Q. Do coats of arms belong to surnames?
A. No. There is no such thing as a ‘coat of arms for a surname’. Many people of the same surname will often be entitled to completely different coats of arms, and many of that surname will be entitled to no coat of arms. Coats of arms belong to individuals. For any person to have a right to a coat of arms they must either have had it granted to them or be descended in the legitimate male line from a person to whom arms were granted or confirmed in the past.
Q. What are the pantone numbers for the colours used in heraldry?
A. There are no fixed shades for heraldic colours. If the official description of a coat of arms gives its tinctures as Gules (red), Azure (blue) and Argent (white or silver) then, as long as the blue is not too light and the red not too orange, purple or pink, it is up to the artist to decide which particular shades they think are appropriate.
Q. What is a crest?
A. It is a popular misconception that the word ‘crest’ describes a whole coat of arms or any heraldic device. It does not.
A crest is a specific part of a full achievement of arms: the three-dimensional object placed on top of the helm. The “Meaning” of Coats of Arms Generally speaking it is almost always impossible to accurately decipher the meaning of the symbolism on any personal coat of arms.
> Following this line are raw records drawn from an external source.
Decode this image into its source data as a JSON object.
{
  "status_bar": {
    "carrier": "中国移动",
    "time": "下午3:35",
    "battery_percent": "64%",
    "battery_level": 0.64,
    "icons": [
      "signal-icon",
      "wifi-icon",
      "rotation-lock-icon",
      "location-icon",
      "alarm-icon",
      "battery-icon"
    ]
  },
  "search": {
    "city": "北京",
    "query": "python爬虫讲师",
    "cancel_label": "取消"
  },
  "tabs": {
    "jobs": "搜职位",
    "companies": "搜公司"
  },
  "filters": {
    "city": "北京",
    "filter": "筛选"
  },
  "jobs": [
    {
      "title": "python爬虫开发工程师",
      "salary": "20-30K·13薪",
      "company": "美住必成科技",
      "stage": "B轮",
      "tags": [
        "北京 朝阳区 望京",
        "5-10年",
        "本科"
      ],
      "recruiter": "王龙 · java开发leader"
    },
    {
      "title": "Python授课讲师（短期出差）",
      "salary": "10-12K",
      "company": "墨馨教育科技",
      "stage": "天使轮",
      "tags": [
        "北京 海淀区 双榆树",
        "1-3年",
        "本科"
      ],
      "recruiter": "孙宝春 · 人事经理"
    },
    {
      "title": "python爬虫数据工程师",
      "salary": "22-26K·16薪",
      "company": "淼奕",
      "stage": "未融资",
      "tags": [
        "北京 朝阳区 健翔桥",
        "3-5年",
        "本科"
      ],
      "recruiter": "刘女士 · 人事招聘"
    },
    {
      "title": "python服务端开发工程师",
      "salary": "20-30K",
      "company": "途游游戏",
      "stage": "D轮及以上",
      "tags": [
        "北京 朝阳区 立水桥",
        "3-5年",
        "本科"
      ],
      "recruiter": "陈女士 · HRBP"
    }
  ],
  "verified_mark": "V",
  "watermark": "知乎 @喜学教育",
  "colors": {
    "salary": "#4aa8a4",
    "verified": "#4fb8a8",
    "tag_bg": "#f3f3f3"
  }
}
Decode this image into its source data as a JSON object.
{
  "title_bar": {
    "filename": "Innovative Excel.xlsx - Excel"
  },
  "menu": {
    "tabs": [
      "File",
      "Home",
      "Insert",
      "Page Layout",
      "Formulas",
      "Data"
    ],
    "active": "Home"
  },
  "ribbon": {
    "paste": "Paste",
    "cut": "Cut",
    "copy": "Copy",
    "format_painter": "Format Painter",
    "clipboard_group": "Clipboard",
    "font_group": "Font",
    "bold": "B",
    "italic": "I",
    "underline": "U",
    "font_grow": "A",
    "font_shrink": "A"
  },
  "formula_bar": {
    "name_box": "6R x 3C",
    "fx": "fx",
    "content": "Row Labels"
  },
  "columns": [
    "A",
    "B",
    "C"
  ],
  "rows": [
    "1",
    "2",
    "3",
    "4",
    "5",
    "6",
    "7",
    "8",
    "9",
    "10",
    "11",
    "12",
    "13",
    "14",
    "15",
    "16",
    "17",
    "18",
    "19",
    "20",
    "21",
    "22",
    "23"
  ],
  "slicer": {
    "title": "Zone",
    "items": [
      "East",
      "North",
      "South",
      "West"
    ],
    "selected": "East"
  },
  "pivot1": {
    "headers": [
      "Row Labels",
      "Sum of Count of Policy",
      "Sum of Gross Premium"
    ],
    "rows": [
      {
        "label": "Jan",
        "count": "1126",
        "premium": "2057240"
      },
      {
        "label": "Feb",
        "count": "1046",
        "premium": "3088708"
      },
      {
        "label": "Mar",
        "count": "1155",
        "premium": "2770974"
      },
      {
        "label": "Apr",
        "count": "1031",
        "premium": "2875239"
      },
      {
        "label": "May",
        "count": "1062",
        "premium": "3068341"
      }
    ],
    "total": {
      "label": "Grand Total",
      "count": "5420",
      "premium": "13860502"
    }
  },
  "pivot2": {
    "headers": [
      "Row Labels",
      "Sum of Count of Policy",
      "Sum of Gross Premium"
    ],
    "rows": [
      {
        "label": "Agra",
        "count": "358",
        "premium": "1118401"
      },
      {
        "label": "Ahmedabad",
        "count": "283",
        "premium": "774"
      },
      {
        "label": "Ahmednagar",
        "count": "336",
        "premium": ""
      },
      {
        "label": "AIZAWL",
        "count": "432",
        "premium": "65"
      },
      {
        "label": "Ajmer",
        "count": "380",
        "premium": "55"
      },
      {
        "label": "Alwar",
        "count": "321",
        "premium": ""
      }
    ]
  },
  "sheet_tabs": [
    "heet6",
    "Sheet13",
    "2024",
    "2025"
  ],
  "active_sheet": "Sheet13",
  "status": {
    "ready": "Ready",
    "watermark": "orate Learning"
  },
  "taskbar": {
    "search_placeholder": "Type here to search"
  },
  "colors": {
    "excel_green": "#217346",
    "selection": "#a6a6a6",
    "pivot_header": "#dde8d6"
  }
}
Many of the arms in use today, or on which today’s coats of arms are based, were granted hundreds of years ago and if there was ever a specific meaning to the symbols, then this is probably lost in history. Even in situations where there are records of the granting of arms, rarely, if ever, is the symbolic significance recorded. Complex rules apply to the physical and artistic form of new creations of arms, such as the Rule of tincture. A thorough understanding of these rules is a key to the art of heraldry. In Europe originally the rules and terminology were broadly similar from kingdom to kingdom, but several national styles had developed by the end of the Middle Ages. Most aspects, however, remain in common. Though heraldry is nearly 900 years old, it is still very much in use. Many cities and towns in Europe and around the world still make use of arms. Personal heraldry, both legally protected and lawfully assumed, has continued to be used around the world. Heraldic societies exist to promote education and understanding about the subject.
Rick Aindow became fascinated with the study of family history in 1998, when he began investigating his own family heritage. Discovering his descendants were amongst the legendary Vikings of old and that in 1800′s, his family were responsible for crewing the first lifeboat in Britain, spurred a passion for uncovering the past, and restoring to light the untold and forgotton stories of yesteryear.
Today, Rick enjoys working professionally as personal and family historian. Aside from helping others preserve their life stories, he also lectures at the University of the Third Age Campus and Moreton Bay Libraries.
He also holds active memberships with the
Society of Australian Genealogists and the
Redcliffe and District Family History Group.
Rick is a member of the Redcliffe and District Family History Group.
Rick is a member of the Society of Australian Genealogists.
You can study a beginners family history course, under Ricks tutelage, through the University of the Third Age , Redcliffe Campus.